Francis administered the oath of enlistment as Vazquez committed to continue serving in the Army for four more years. Vazquez will serve at Fort Rucker, his duty station of choice, where he will continue to have an impact on the next generation.
Francis also presented Vazquez’s wife Karla Benitez a certificate of appreciation for her dedication and service to the nation.
Vazquez thanked leaders and family for their attendance and support, including his siblings who flew in for the ceremony, family members who joined the ceremony virtually from Puerto Rico, as well as the Mayfield family, and the spouse of Dustin Harrison. He especially thanked his wife Karla and their children.
“Without you I would not have been able to get up from that hell that I went through,” Vazquez said.
He also thanked his colleagues from the 1-58th Airfield Operations Battalion.
“I am in front of you receiving an award that is not only mine but it also is to each and every one of us who deployed on October 1, 2019, especially the Manda Bay crew,” he said.
“That morning on January 5, 2020 we lost one of the most beloved Soldiers in the unit, Spc. Henry J. Mayfield Jr. Each and every one of us lost a friend that day and received a scar … that will be with us for the rest of our lives.”
“No matter how many times we fall, we will get up stronger and continue fighting until we achieve the victory,” he said.
Vazquez said when he joined the Army he was in a difficult economic situation. His siblings were already serving in the military, and they explained to him the benefits that came with service. Joining the Army meant he and his wife and children would have to leave their home, their country and their families.
In 2016 he swore in to protect the United States and to give his family a better life. Six years later, he and his family have no regrets, he said.
“Thank God we are better than ever, and I will always be grateful for all these opportunities that the Army has given to me,” Vazquez said.

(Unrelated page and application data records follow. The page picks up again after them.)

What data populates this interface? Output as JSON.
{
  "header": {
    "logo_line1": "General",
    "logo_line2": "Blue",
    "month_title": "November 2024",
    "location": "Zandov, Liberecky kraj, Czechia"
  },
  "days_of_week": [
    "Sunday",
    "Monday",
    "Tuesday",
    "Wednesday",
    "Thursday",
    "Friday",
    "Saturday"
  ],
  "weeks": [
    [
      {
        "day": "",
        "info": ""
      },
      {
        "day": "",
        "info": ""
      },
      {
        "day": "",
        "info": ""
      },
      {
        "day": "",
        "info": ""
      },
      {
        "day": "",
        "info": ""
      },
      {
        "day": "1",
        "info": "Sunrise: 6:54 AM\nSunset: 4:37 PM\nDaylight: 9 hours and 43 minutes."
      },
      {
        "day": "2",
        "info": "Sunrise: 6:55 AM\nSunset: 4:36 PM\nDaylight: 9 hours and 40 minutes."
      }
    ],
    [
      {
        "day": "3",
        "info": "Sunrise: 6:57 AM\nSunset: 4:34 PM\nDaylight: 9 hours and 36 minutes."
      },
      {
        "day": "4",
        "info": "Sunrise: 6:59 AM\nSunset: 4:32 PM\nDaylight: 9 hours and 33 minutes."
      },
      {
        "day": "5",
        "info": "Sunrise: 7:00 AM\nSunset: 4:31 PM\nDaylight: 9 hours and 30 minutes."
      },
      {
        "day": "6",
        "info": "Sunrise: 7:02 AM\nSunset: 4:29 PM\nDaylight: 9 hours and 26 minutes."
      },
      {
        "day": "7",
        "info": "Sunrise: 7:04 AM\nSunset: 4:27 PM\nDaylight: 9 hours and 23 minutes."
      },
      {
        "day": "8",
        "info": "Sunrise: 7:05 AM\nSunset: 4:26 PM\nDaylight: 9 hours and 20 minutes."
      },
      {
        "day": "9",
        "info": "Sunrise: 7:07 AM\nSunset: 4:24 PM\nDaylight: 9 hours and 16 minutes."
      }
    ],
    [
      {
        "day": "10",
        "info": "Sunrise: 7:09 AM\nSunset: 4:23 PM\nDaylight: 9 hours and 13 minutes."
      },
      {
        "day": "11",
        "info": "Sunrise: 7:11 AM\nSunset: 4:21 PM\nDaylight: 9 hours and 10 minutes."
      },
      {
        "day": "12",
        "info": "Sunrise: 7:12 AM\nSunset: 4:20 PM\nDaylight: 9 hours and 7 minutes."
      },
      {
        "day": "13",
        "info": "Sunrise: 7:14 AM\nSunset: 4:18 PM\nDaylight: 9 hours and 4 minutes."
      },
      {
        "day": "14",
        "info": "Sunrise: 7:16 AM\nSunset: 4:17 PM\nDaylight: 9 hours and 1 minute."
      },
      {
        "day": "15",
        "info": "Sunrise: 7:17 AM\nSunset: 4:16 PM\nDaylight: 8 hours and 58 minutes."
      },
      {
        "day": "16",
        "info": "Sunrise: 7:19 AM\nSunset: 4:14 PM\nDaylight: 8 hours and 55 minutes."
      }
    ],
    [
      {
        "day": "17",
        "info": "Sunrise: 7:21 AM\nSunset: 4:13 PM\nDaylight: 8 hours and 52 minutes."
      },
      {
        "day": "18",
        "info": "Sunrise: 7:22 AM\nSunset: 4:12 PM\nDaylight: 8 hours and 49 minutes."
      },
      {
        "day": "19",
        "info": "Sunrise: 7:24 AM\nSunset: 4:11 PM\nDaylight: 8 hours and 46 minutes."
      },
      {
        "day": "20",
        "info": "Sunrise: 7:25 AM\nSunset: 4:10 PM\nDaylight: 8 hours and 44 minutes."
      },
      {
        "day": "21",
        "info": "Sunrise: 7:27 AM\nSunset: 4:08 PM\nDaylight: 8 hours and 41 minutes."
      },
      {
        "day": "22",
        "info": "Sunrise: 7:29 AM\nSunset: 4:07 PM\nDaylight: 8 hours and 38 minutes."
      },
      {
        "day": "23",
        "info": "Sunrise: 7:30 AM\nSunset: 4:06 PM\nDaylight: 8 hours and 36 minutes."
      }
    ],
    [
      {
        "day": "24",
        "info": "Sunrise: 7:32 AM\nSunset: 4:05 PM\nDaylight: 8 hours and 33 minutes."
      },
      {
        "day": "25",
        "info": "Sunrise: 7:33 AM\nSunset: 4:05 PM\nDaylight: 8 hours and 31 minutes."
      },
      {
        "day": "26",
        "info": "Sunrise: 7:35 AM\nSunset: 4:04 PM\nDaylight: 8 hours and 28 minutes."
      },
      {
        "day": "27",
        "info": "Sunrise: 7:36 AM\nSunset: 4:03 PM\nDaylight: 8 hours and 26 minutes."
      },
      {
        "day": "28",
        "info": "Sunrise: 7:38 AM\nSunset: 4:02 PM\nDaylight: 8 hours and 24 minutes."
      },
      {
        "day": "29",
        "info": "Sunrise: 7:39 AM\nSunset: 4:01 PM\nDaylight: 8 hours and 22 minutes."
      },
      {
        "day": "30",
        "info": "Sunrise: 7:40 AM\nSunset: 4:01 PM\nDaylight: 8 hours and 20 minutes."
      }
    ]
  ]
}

He continues to serve to give his family benefits not every job can offer, and because he loves to be a Soldier and being a mentor to the junior enlisted.
“I would like to pass all the acquired knowledge to the new Soldiers, let them know that if I, without knowing much English and with this accent, have been able to achieve many goals and get where I am, they can also achieve them too,” Vazquez said.
In the future he wants to prepare Soldiers to understand that being in air traffic control doesn’t mean they will not feel the heat of combat.
“I want to… prepare them for any situation that arises,” Vazquez said.
Going forward, his goal is to be a better husband, father and Soldier.
“I think that is the purpose for which God gave me a second chance that morning.”